PROBLEM:
Please work out how many lines include the word "content" in the entries, and reply with only the count.

[Data entries]
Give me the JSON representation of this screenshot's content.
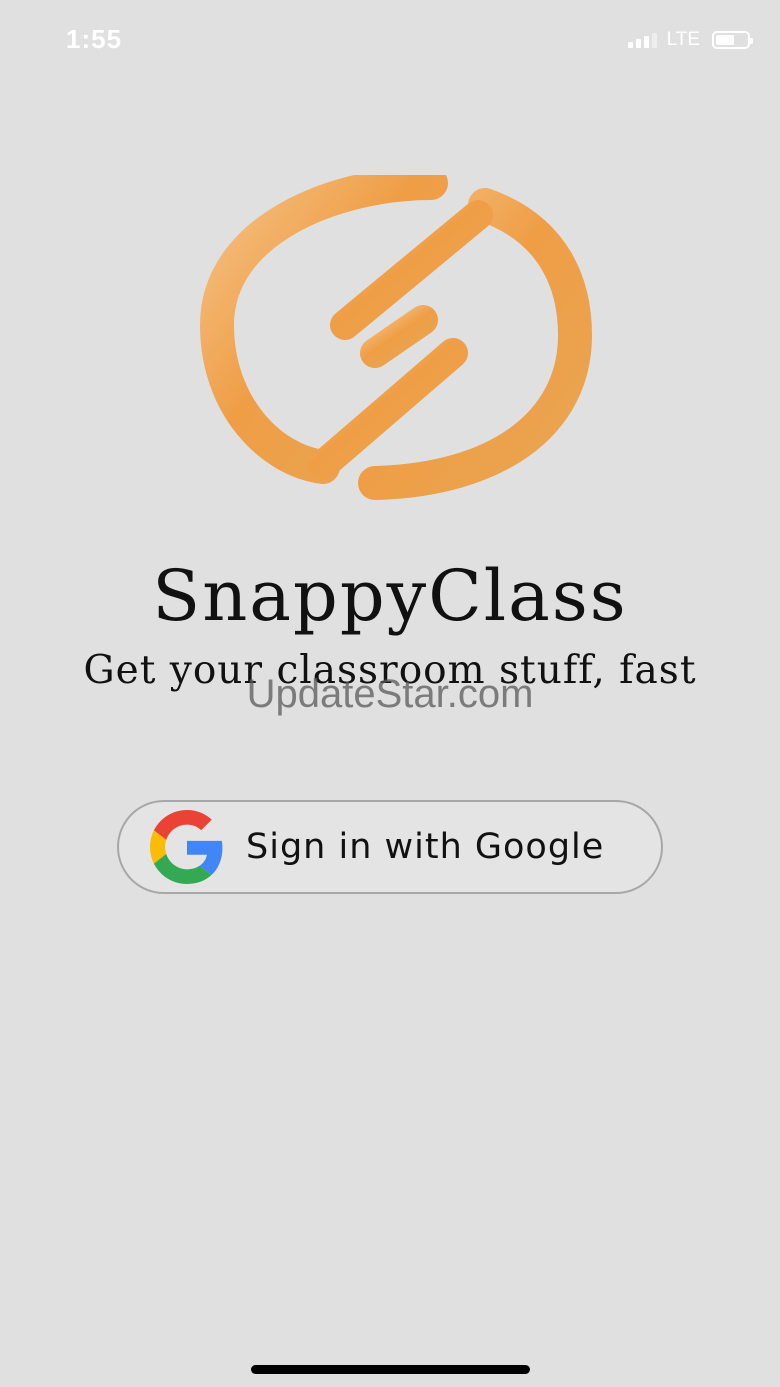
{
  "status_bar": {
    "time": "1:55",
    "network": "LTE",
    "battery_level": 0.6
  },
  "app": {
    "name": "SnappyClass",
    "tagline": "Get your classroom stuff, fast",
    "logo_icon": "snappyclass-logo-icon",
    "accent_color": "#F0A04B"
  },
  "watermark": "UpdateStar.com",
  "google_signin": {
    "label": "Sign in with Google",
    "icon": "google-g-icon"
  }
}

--

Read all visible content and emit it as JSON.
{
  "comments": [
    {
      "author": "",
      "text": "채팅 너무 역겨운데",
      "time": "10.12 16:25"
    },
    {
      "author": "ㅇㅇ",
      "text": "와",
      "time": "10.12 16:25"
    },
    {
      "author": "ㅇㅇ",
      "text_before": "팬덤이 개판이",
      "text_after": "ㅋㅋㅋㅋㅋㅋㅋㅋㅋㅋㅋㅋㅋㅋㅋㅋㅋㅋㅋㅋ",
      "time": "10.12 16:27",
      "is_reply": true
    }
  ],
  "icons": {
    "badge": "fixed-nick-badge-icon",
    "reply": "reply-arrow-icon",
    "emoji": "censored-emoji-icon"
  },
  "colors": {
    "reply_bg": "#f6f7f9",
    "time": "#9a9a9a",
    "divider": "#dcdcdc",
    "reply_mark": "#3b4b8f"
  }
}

WRITTEN SOLUTION:
2